----- ENTRIES SHOWN -----

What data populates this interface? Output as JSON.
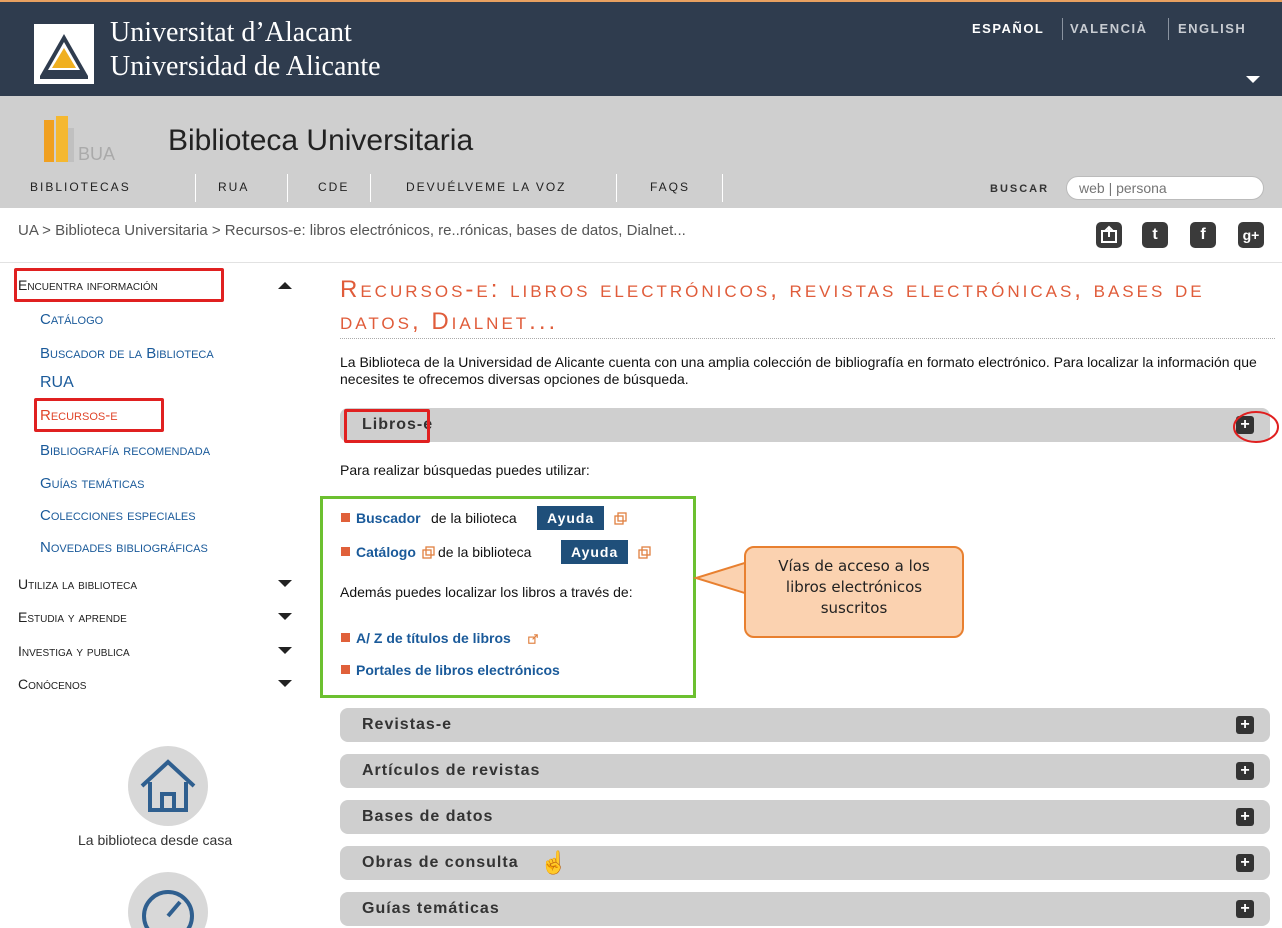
{
  "university": {
    "name_line1": "Universitat d’Alacant",
    "name_line2": "Universidad de Alicante"
  },
  "languages": [
    "ESPAÑOL",
    "VALENCIÀ",
    "ENGLISH"
  ],
  "library": {
    "title": "Biblioteca Universitaria",
    "logo_text": "BUA"
  },
  "nav": [
    "BIBLIOTECAS",
    "RUA",
    "CDE",
    "DEVUÉLVEME LA VOZ",
    "FAQS"
  ],
  "search": {
    "label": "BUSCAR",
    "placeholder": "web | persona"
  },
  "breadcrumb": "UA > Biblioteca Universitaria > Recursos-e: libros electrónicos, re..rónicas, bases de datos, Dialnet...",
  "social": [
    "share-icon",
    "twitter-icon",
    "facebook-icon",
    "google-plus-icon"
  ],
  "sidebar": {
    "sections": [
      {
        "label": "Encuentra información",
        "expanded": true,
        "items": [
          "Catálogo",
          "Buscador de la Biblioteca",
          "RUA",
          "Recursos-e",
          "Bibliografía recomendada",
          "Guías temáticas",
          "Colecciones especiales",
          "Novedades bibliográficas"
        ]
      },
      {
        "label": "Utiliza la biblioteca",
        "expanded": false
      },
      {
        "label": "Estudia y aprende",
        "expanded": false
      },
      {
        "label": "Investiga y publica",
        "expanded": false
      },
      {
        "label": "Conócenos",
        "expanded": false
      }
    ],
    "active_item": "Recursos-e",
    "home_caption": "La biblioteca desde casa"
  },
  "main": {
    "title": "Recursos-e: libros electrónicos, revistas electrónicas, bases de datos, Dialnet...",
    "intro": "La Biblioteca de la Universidad de Alicante cuenta con una amplia colección de bibliografía en formato electrónico. Para localizar la información que necesites te ofrecemos diversas opciones de búsqueda.",
    "open_section": {
      "label": "Libros-e",
      "lead": "Para realizar búsquedas puedes utilizar:",
      "line1_link": "Buscador",
      "line1_text": "de la bilioteca",
      "line2_link": "Catálogo",
      "line2_text": "de la biblioteca",
      "ayuda": "Ayuda",
      "also": "Además puedes localizar los libros a través de:",
      "link_az": "A/ Z de títulos de libros",
      "link_portales": "Portales de libros electrónicos"
    },
    "sections": [
      "Revistas-e",
      "Artículos de revistas",
      "Bases de datos",
      "Obras de consulta",
      "Guías temáticas"
    ]
  },
  "callout": {
    "line1": "Vías de acceso a los",
    "line2": "libros electrónicos",
    "line3": "suscritos"
  },
  "colors": {
    "topbar": "#2f3c4e",
    "accent_orange": "#e05c3a",
    "link_blue": "#1a5a9a",
    "annotation_red": "#e02020",
    "annotation_green": "#6cc030",
    "callout_fill": "#fbd2b0"
  }
}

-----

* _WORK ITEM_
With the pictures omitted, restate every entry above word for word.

* _EXERCISE SOLUTION_
What data populates this interface? Output as JSON.
{
  "university": {
    "name_line1": "Universitat d’Alacant",
    "name_line2": "Universidad de Alicante"
  },
  "languages": [
    "ESPAÑOL",
    "VALENCIÀ",
    "ENGLISH"
  ],
  "library": {
    "title": "Biblioteca Universitaria",
    "logo_text": "BUA"
  },
  "nav": [
    "BIBLIOTECAS",
    "RUA",
    "CDE",
    "DEVUÉLVEME LA VOZ",
    "FAQS"
  ],
  "search": {
    "label": "BUSCAR",
    "placeholder": "web | persona"
  },
  "breadcrumb": "UA > Biblioteca Universitaria > Recursos-e: libros electrónicos, re..rónicas, bases de datos, Dialnet...",
  "social": [
    "share-icon",
    "twitter-icon",
    "facebook-icon",
    "google-plus-icon"
  ],
  "sidebar": {
    "sections": [
      {
        "label": "Encuentra información",
        "expanded": true,
        "items": [
          "Catálogo",
          "Buscador de la Biblioteca",
          "RUA",
          "Recursos-e",
          "Bibliografía recomendada",
          "Guías temáticas",
          "Colecciones especiales",
          "Novedades bibliográficas"
        ]
      },
      {
        "label": "Utiliza la biblioteca",
        "expanded": false
      },
      {
        "label": "Estudia y aprende",
        "expanded": false
      },
      {
        "label": "Investiga y publica",
        "expanded": false
      },
      {
        "label": "Conócenos",
        "expanded": false
      }
    ],
    "active_item": "Recursos-e",
    "home_caption": "La biblioteca desde casa"
  },
  "main": {
    "title": "Recursos-e: libros electrónicos, revistas electrónicas, bases de datos, Dialnet...",
    "intro": "La Biblioteca de la Universidad de Alicante cuenta con una amplia colección de bibliografía en formato electrónico. Para localizar la información que necesites te ofrecemos diversas opciones de búsqueda.",
    "open_section": {
      "label": "Libros-e",
      "lead": "Para realizar búsquedas puedes utilizar:",
      "line1_link": "Buscador",
      "line1_text": "de la bilioteca",
      "line2_link": "Catálogo",
      "line2_text": "de la biblioteca",
      "ayuda": "Ayuda",
      "also": "Además puedes localizar los libros a través de:",
      "link_az": "A/ Z de títulos de libros",
      "link_portales": "Portales de libros electrónicos"
    },
    "sections": [
      "Revistas-e",
      "Artículos de revistas",
      "Bases de datos",
      "Obras de consulta",
      "Guías temáticas"
    ]
  },
  "callout": {
    "line1": "Vías de acceso a los",
    "line2": "libros electrónicos",
    "line3": "suscritos"
  },
  "colors": {
    "topbar": "#2f3c4e",
    "accent_orange": "#e05c3a",
    "link_blue": "#1a5a9a",
    "annotation_red": "#e02020",
    "annotation_green": "#6cc030",
    "callout_fill": "#fbd2b0"
  }
}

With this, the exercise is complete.